DNA variation in a gene called ROBO1 is associated with early anatomical differences in a brain region that plays a key role in quantity representation, potentially explaining how genetic variability might shape mathematical performance in children, according to a study published October 22nd in the open-access journal PLOS Biology by Michael Skeide of the Max Planck Institute for Human Cognitive and Brain Sciences, and colleagues.

Mathematical modelling to prevent fistulas
It is better to invest in measures that make it easier for women to visit a doctor during pregnancy than measures to repair birth injuries.

New mathematical tool can select the best sensors for the job
In the 2019 Boeing 737 Max crash, the recovered black box from the aftermath hinted that a failed pressure sensor may have caused the ill-fated aircraft to nose dive.

The mathematical values of Linear A fraction signs
A recent study by a team based at the University of Bologna, published in the Journal of Archaeological Science, has shed new light on the Minoan system of fractions, one of the outstanding enigmas tied to the ancient writing of numbers.
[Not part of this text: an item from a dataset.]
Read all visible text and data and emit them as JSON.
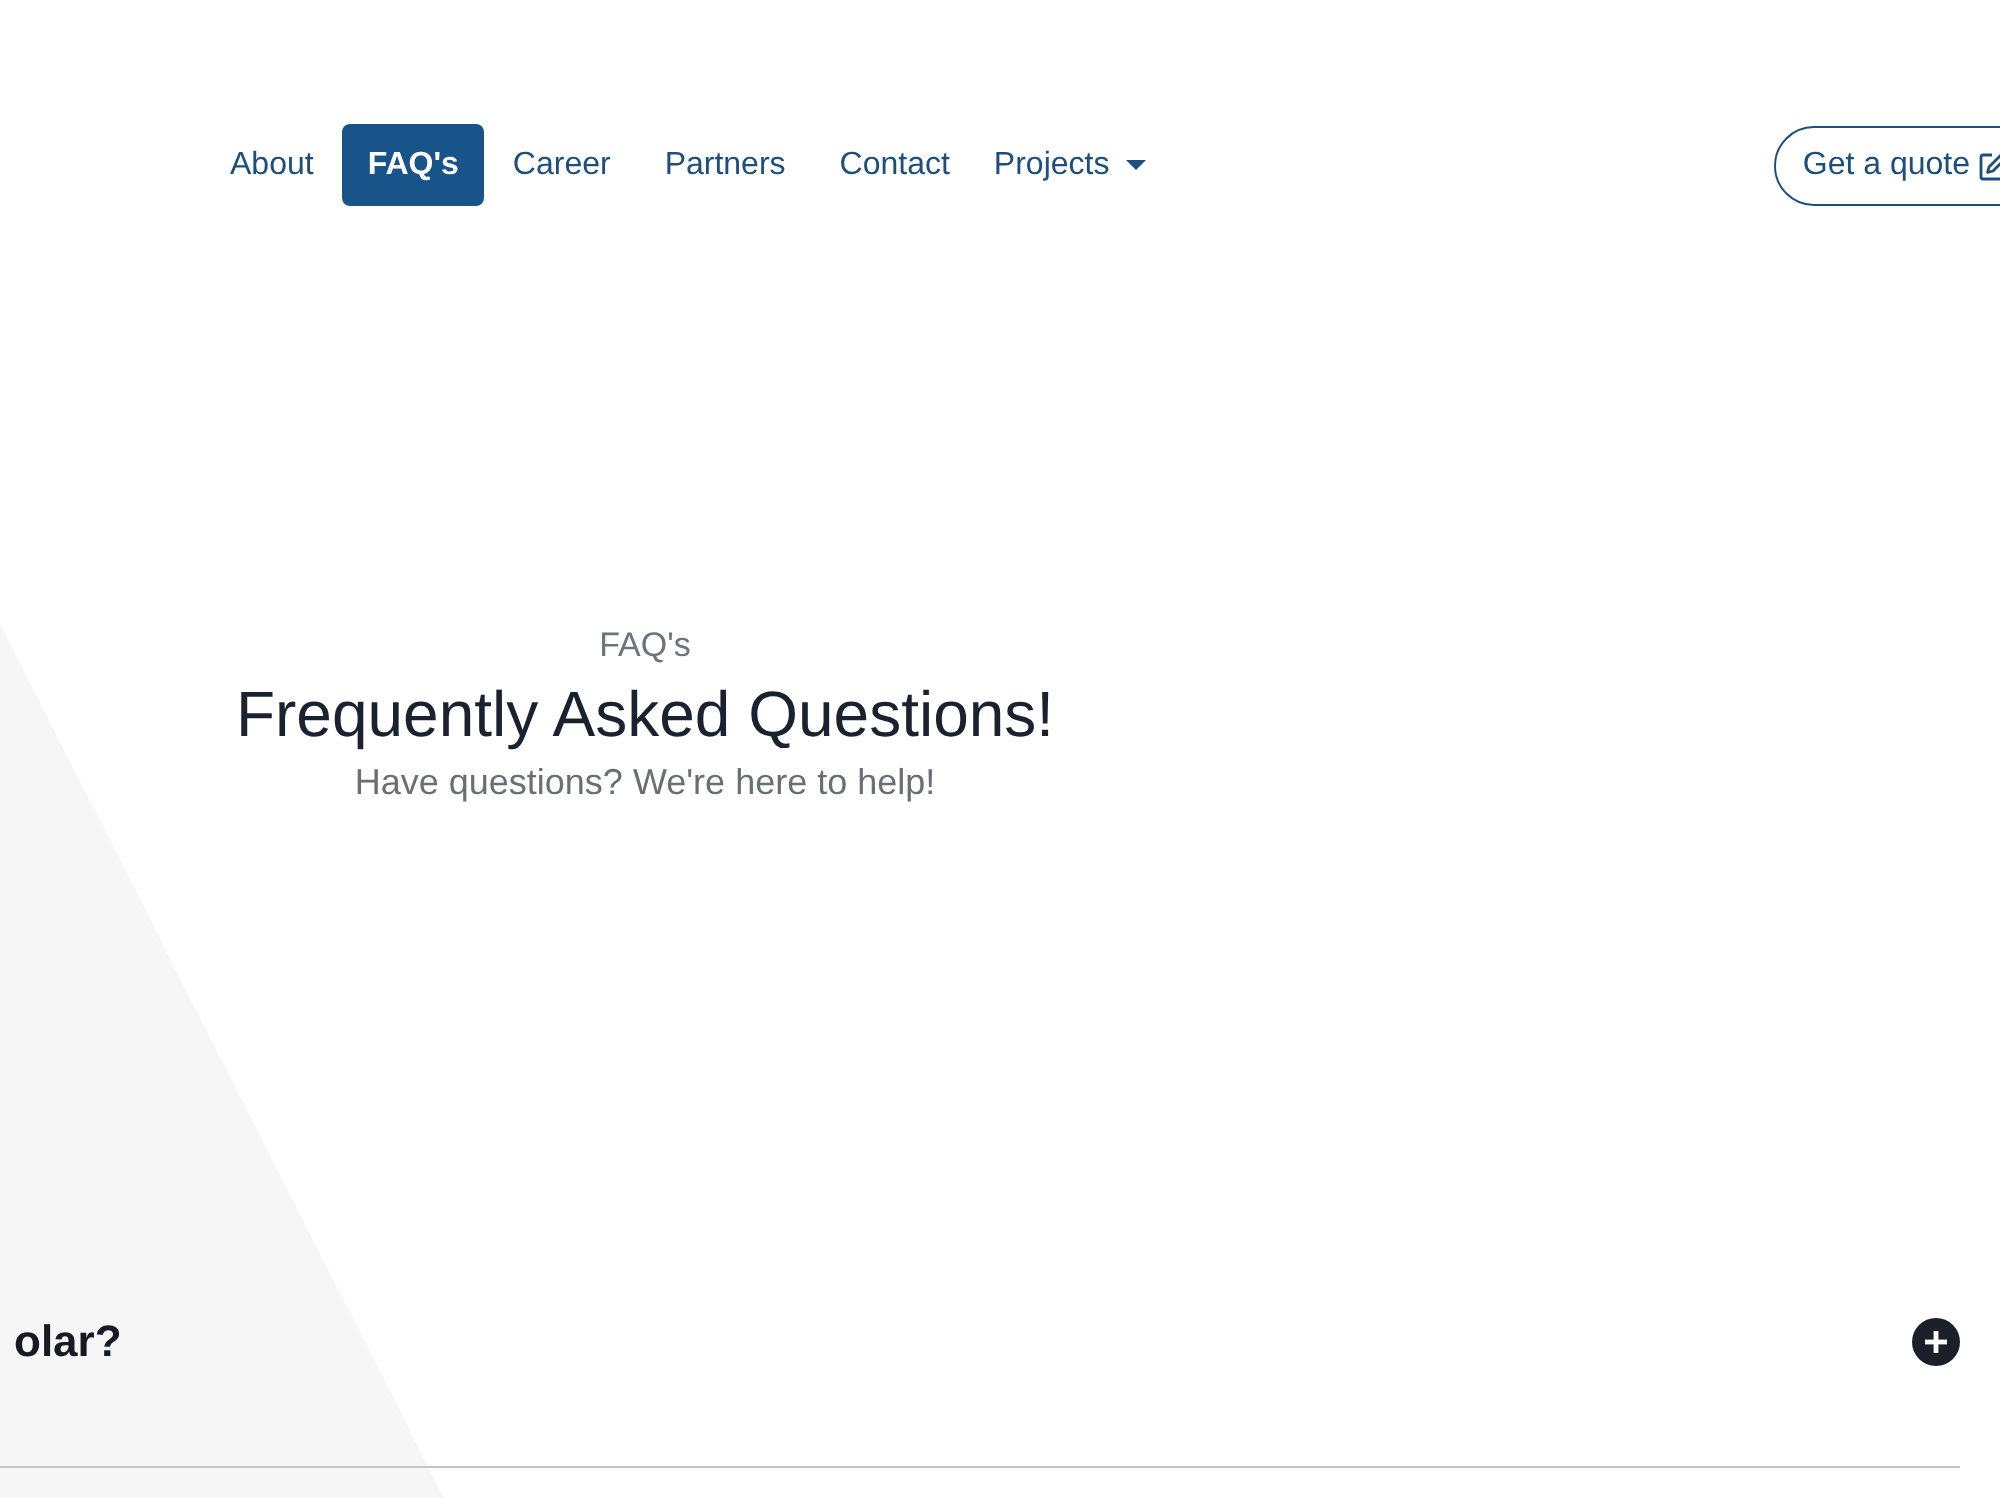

The mathematical magic of bending grids
A mathematical discovery opens up new possibilities for architecture and design: For any desired curved surface a flat grid of straight bars can be calculated that can be folded out to the desired curved structure.

An ant-inspired approach to mathematical sampling
In a paper published by the Royal Society, a team of Bristol researchers observed the exploratory behaviour of ants to inform the development of a more efficient mathematical sampling technique.

New mathematical model can more effectively track epidemics
As COVID-19 spreads worldwide, leaders are relying on mathematical models to make public health and economic decisions.

Mathematical model could lead to better treatment for diabetes
MIT researchers have developed a mathematical model that can predict the behavior of glucose-responsive insulin in humans and in rodents.

New mathematical model for amyloid formation
Scientists report on a mathematical model for the formation of amyloid fibrils.

Read More: Mathematical Models News and Mathematical Models Current Events is a participant in the Amazon Services LLC Associates Program, an affiliate advertising program designed to provide a means for sites to earn advertising fees by advertising and linking to